Knowing the answer, and knowing the Answer
Do you ever get that feeling of gratification when you know the right answer? You get affirmed by a teacher when you say the correct answer in class. You know the right answer on Jeopardy when the contestants don’t, you get the daily wordle right in less than three tries, you know how to solve someone else’s problem with their car, refrigerator, computer, etc. My point is that we all have acquired knowledge on some things, even if we are deficient sometimes in others. It gives us a good feeling though when we know the correct thing. Peter must have felt the same way, except the question was coming from Jesus about who he was.
Matthew 16:13-20 tells us of a declaration or confession of Simon Peter where he knows the right answer. Jesus asks two questions “Who do people say that I am?” and “Who do you [disciples] say that I am?” In the first question the disciples respond that some say he is John the Baptist (since maybe they shared such similar area, time-frame, and message), Elijah (since maybe they also had a similar ministry healing and preaching), or Jeremiah (maybe since he opposes the religious leaders the way Jeremiah did). But Jesus turns the question to the disciples and Simon Peter hits it out of the park: “You are the Christ, the Son of the living God.”
Can you imagine how Simon Peter must have felt? This is only the second time in Matthew’s account that the disciples have attributed this to Jesus (the first was Matt 14:33 when Jesus calms the storm). And Jesus confirms Simon Peter’s answer and says, however, that this was not something he would have known from any earthly knowledge, but it was revealed to him by the Father in heaven.
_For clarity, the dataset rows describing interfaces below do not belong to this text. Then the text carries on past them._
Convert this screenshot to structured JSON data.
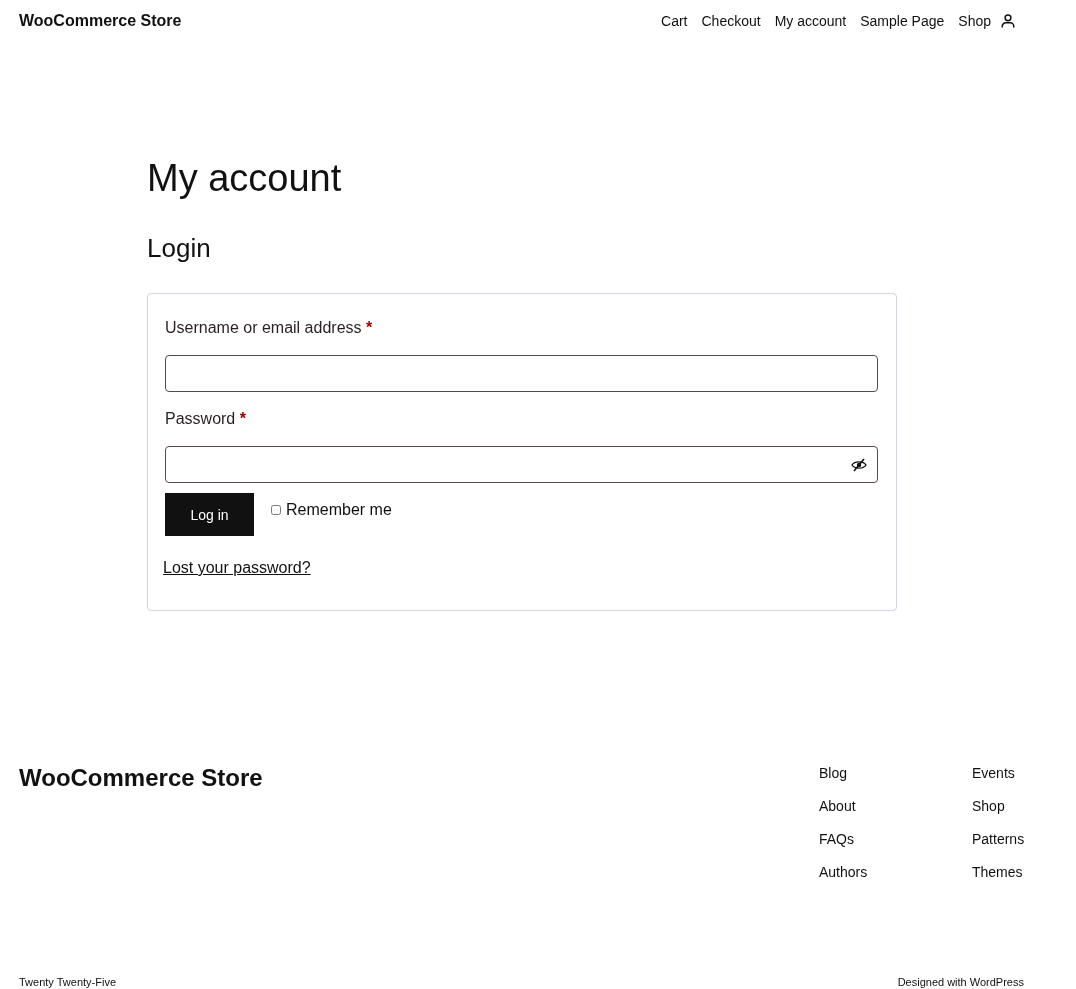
{
  "header": {
    "site_title": "WooCommerce Store",
    "nav": [
      "Cart",
      "Checkout",
      "My account",
      "Sample Page",
      "Shop"
    ]
  },
  "page": {
    "title": "My account",
    "heading": "Login"
  },
  "login_form": {
    "fields": [
      {
        "label": "Username or email address",
        "required_mark": "*",
        "kind": "text"
      },
      {
        "label": "Password",
        "required_mark": "*",
        "kind": "password"
      }
    ],
    "submit": "Log in",
    "remember": {
      "label": "Remember me",
      "checked": false
    },
    "lost_password": "Lost your password?"
  },
  "footer": {
    "site_title": "WooCommerce Store",
    "columns": [
      [
        "Blog",
        "About",
        "FAQs",
        "Authors"
      ],
      [
        "Events",
        "Shop",
        "Patterns",
        "Themes"
      ]
    ],
    "credit_left": "Twenty Twenty-Five",
    "credit_right": "Designed with WordPress"
  }
}
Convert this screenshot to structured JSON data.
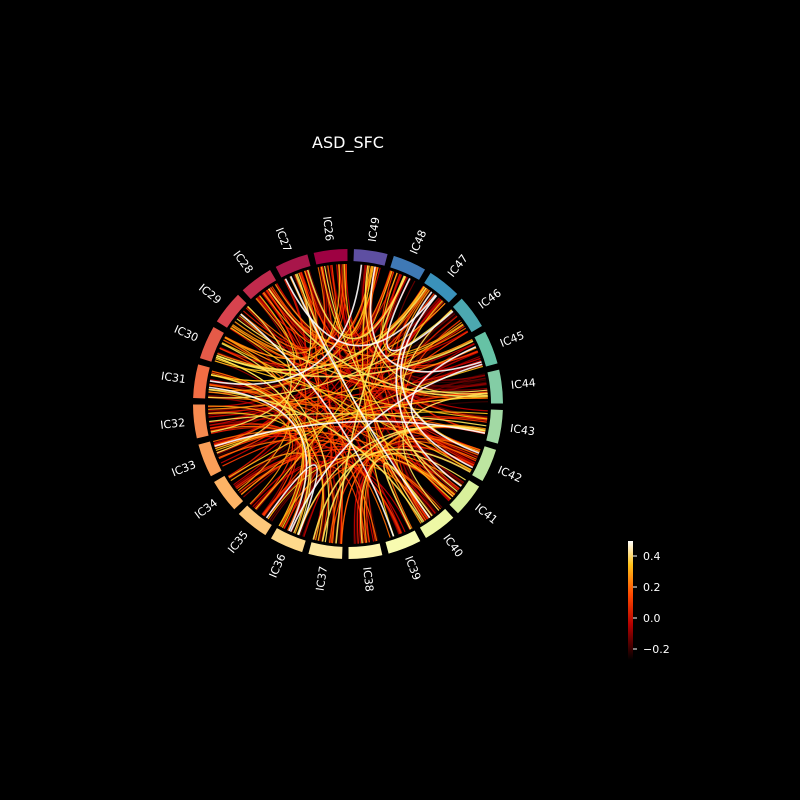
{
  "title": "ASD_SFC",
  "nodes": [
    {
      "label": "IC26",
      "color": "#9e0142"
    },
    {
      "label": "IC27",
      "color": "#a8164a"
    },
    {
      "label": "IC28",
      "color": "#c02a4c"
    },
    {
      "label": "IC29",
      "color": "#d8434e"
    },
    {
      "label": "IC30",
      "color": "#e55a48"
    },
    {
      "label": "IC31",
      "color": "#f26d44"
    },
    {
      "label": "IC32",
      "color": "#f68a4f"
    },
    {
      "label": "IC33",
      "color": "#fa9f58"
    },
    {
      "label": "IC34",
      "color": "#fdb365"
    },
    {
      "label": "IC35",
      "color": "#fdc77a"
    },
    {
      "label": "IC36",
      "color": "#fed98b"
    },
    {
      "label": "IC37",
      "color": "#fee8a0"
    },
    {
      "label": "IC38",
      "color": "#fff5ae"
    },
    {
      "label": "IC39",
      "color": "#f8fbb0"
    },
    {
      "label": "IC40",
      "color": "#eef8a5"
    },
    {
      "label": "IC41",
      "color": "#d9f09b"
    },
    {
      "label": "IC42",
      "color": "#bde5a0"
    },
    {
      "label": "IC43",
      "color": "#a2d9a4"
    },
    {
      "label": "IC44",
      "color": "#83cda5"
    },
    {
      "label": "IC45",
      "color": "#66c2a5"
    },
    {
      "label": "IC46",
      "color": "#4ca8b0"
    },
    {
      "label": "IC47",
      "color": "#3a91bb"
    },
    {
      "label": "IC48",
      "color": "#3f79b5"
    },
    {
      "label": "IC49",
      "color": "#5e4fa2"
    }
  ],
  "colorbar": {
    "ticks": [
      "0.4",
      "0.2",
      "0.0",
      "−0.2"
    ]
  }
}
And Jesus makes wordplay off Peter’s name (“Peter” = petros, derived from petra = rock) and says upon this rock I shall build my church.
Peter was right and knew the answer, only because it was revealed through the Father. He knows that Jesus is the Messiah, but he doesn’t yet get what all that means. In the next 3 verses, right after Peter’s great confession, he strikes out. Jesus began saying how he would have to go to Jerusalem and suffer, die, and be raised from the dead.
“Oh no Lord, this will never happen to you” was Peter’s response. You most certainly know what comes next from Jesus “Get behind me, Satan!” Peter defends Jesus and Jesus rebukes him harshly.We should suspend what we know of the Messiah for a second so we can understand why Peter might say such a thing.
The Jews for years and years, since the time of exile, were looking for the Anointed One, the Christ, the Messiah. All these names mean the same thing. They were waiting for the one who would deliver the people of God out of their plight. Then, Jesus comes onto the scene and has divine powers, preaches against the oppressive Jewish leaders. He looks like he would make a great leader. Jews like Peter would jump at the chance to install this kind of superhero as a military and governing leader. Why not? Who better to rescue God’s people than this? He has all the qualities. Peter would think he is doing best to keep Jesus alive so he can restore God’s people (Israel at this time) to a nation, to a people of power, and to fulfill what he understood as the role of the messiah.
Peter’s declaration of who Jesus was, juxtaposed with his lack of understanding for the mission of Jesus, shows how much we need God to speak into our lives, even when we think we understand. We are humans with our own selfish desires even though they may be as noble as Peter’s desire to have Jesus remain alive. We need to know the one who is the Answer more than we need to know all the answers. Jesus was the messiah, but he was restoring God’s people to be more than a Jewish nation. He was establishing an eternal kingdom, built on the rock of the Church.
Lord, help me to see where I depend on my own understanding. Lead me into further trust of your Spirit. Let me not exchange my soul for knowledge, talent, wealth, acclaim, fame, power, skills, comfort, or anything this world has to offer. Nothing can benefit us more than knowing and trusting you.